* _Task statement_
Among the records below, count the lines where "user" occurs, and report that total alone.
Information provided START
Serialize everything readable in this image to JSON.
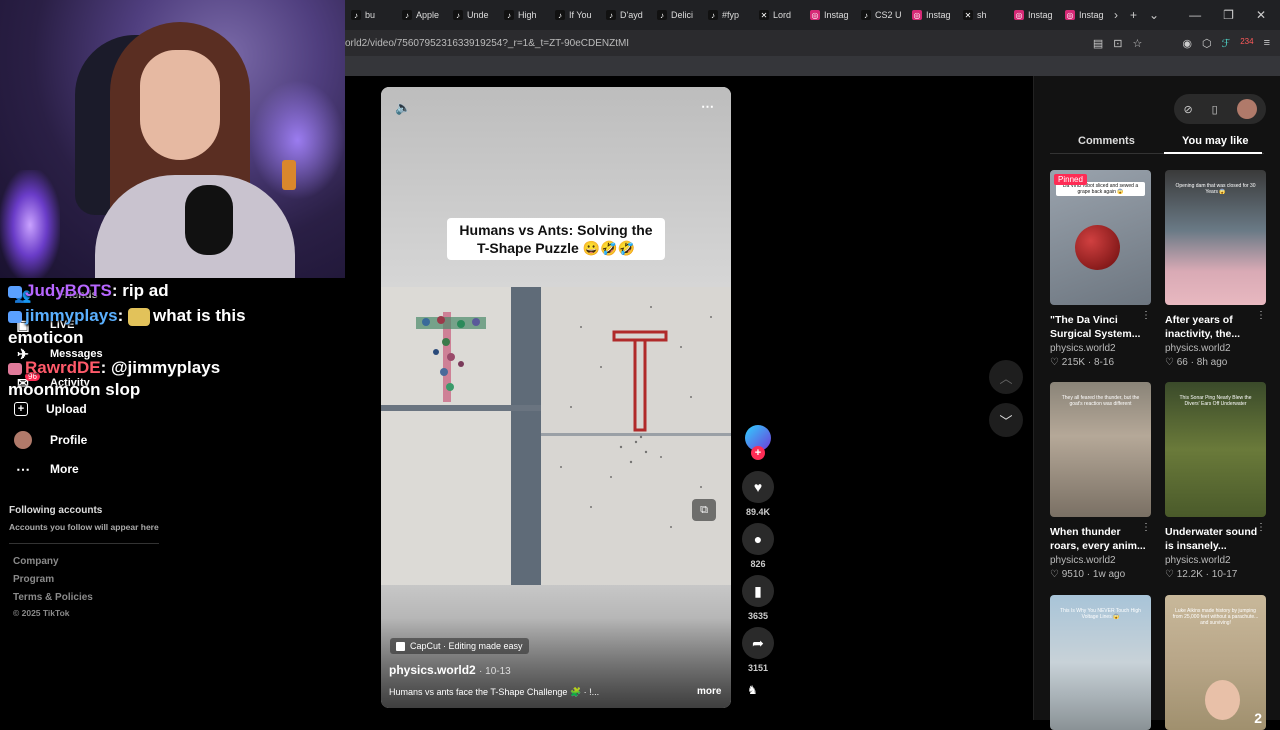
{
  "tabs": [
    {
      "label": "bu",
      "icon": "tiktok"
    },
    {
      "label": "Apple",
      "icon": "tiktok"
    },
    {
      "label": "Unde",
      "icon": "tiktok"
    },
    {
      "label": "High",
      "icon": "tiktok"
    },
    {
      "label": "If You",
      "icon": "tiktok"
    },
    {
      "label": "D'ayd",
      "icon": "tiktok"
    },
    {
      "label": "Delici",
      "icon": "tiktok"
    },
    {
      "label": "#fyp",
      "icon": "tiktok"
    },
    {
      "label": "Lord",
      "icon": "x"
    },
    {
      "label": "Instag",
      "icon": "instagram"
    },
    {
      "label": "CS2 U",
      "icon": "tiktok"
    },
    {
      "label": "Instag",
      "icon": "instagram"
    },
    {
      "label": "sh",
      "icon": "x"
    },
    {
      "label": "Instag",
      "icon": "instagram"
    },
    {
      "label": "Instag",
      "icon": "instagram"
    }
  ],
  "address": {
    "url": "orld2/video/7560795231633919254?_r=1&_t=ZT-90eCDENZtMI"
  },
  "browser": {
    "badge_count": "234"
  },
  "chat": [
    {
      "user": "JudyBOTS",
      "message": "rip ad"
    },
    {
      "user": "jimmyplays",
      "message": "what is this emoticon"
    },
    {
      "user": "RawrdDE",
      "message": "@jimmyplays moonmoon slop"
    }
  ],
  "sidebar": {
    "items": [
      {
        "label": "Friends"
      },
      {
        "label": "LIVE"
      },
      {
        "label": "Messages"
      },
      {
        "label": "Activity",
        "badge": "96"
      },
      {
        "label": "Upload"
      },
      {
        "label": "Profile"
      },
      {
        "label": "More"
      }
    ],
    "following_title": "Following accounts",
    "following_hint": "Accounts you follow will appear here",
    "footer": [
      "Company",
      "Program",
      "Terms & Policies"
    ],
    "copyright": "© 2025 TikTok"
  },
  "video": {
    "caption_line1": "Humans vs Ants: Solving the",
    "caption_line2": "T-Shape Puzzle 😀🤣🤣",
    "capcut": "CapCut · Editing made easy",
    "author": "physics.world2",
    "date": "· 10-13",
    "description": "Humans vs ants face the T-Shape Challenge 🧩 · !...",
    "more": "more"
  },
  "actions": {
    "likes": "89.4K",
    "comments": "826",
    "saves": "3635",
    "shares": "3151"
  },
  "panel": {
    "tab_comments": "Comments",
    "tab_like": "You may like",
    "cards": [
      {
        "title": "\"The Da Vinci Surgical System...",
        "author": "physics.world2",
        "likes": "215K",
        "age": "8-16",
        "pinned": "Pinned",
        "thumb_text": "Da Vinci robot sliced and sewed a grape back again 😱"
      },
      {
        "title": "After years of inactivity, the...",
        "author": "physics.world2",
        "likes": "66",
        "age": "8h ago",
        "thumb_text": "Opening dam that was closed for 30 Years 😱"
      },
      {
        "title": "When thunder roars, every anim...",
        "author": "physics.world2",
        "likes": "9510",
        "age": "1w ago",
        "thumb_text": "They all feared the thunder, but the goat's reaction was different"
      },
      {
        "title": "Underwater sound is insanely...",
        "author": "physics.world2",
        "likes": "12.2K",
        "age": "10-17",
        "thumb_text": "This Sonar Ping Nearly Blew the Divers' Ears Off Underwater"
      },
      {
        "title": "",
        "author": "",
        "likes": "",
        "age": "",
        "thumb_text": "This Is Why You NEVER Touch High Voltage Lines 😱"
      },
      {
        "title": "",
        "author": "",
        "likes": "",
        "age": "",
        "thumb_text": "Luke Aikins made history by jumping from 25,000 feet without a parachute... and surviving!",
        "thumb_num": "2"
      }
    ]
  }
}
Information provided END
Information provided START
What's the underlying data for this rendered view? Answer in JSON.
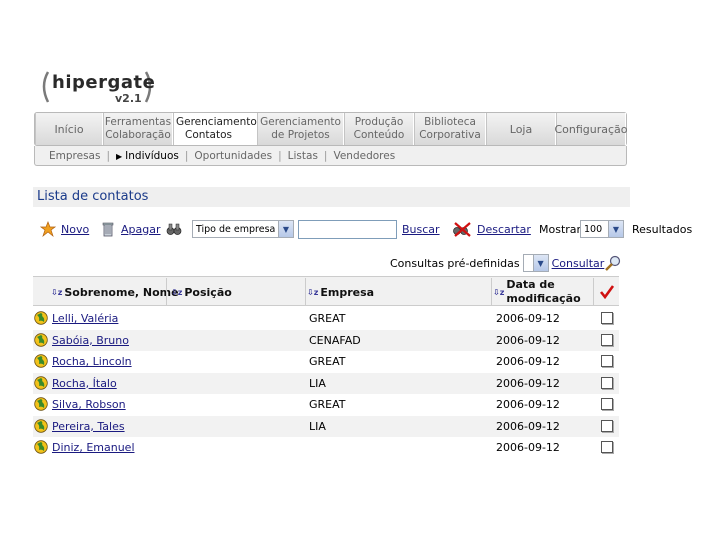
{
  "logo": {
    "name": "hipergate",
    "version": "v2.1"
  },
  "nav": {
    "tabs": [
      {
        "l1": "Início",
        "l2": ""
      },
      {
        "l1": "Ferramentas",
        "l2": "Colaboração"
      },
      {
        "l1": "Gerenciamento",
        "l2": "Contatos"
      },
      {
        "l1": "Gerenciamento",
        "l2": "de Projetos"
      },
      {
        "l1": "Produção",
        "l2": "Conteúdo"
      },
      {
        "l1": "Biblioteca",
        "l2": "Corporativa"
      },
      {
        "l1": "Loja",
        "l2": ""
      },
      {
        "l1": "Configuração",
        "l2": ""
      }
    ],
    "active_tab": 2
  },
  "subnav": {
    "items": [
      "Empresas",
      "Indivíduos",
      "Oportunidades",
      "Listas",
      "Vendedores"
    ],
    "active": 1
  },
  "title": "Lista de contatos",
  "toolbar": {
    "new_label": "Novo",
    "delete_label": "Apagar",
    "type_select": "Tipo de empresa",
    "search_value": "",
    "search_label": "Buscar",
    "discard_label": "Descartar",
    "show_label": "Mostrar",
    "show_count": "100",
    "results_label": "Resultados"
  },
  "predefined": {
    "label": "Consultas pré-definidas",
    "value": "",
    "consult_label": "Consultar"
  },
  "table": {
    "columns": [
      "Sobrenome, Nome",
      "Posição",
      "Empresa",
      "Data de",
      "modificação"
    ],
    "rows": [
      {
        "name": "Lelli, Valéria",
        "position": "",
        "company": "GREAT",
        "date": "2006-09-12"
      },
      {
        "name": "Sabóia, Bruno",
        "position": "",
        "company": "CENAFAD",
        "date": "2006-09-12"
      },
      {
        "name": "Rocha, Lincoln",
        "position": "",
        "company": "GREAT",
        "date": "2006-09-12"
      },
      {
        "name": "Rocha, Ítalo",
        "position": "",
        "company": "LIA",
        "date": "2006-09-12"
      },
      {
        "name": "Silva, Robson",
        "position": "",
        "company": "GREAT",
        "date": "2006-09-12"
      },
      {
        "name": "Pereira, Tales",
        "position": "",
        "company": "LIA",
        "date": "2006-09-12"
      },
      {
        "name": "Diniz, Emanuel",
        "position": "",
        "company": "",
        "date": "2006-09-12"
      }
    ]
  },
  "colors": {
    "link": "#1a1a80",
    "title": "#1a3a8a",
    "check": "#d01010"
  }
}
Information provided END
* _Response_
3